Berlin ordains first Orthodox rabbis since Holocaust
October 9, 2018
For the first time since World War II, three Orthodox rabbis have been anointed in Berlin. The Nazis shut down the city's Jewish seminary in 1938, and more than seven decades would pass before it was reopened.
Three graduates of the Berlin Rabbinical Seminary were inducted into office in a historic ceremony in the German capital on Tuesday.
They are the first rabbis to be ordained in Berlin since the Nazis began their murderous campaign against Jews in the 1930s.
Among the dignitaries marking the occasion in the Beth Zion Synagogue were German Foreign Minister Heiko Maas and Berlin Mayor Michael Müller.

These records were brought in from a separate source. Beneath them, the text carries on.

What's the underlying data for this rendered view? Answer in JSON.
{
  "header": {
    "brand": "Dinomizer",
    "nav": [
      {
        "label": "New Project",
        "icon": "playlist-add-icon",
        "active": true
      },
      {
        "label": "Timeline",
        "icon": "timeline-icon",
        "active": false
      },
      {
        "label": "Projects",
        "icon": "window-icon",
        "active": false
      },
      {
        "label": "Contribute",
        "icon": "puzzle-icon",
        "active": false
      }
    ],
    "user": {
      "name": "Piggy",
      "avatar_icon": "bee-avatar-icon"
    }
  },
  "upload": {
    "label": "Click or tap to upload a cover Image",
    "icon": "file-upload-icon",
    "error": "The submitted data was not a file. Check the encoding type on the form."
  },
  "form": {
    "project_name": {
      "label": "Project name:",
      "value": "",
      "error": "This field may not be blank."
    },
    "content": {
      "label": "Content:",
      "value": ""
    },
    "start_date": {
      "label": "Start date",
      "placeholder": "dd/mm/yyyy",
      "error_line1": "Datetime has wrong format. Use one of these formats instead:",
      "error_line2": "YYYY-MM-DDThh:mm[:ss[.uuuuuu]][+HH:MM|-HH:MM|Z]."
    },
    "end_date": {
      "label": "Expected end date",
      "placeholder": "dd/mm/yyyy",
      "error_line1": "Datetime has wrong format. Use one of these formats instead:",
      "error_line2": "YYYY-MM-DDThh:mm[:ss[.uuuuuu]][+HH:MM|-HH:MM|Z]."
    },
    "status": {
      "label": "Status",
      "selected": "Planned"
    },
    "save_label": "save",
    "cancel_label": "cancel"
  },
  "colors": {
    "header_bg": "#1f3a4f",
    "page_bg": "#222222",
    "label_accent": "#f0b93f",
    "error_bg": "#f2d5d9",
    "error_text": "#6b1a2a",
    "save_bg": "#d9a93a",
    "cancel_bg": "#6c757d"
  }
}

"The fact that Berlin — the place where deportations and extermination was planned and decided — is once again home to the largest Jewish community in Germany, is ... an undeserved gift," Maas told the audience. "We must preserve this gift with all our strength."
"Together we must defend our freedom and our open society," he said. "Our responsibility to protect Jewish life never ends."
The president of the Central Council of Jews in Germany, Josef Schuster, who was also present, urged the non-Jewish majority to speak out against anti-Jewish sentiment, which he said was spreading at an "alarming speed" across the country.
Foreign Minister Maas wished the three seminary graduates Alexander Kahanovsky, Shraga Yaakov Ponomarov and Shlomo Sajatz luck in their posts. "In their communities, they will help to ensure that Germany continues to be a safe place for Jews," he said.
Three Jewish cantors — preachers in the synagogue — were also ordained in Tuesday's ceremony.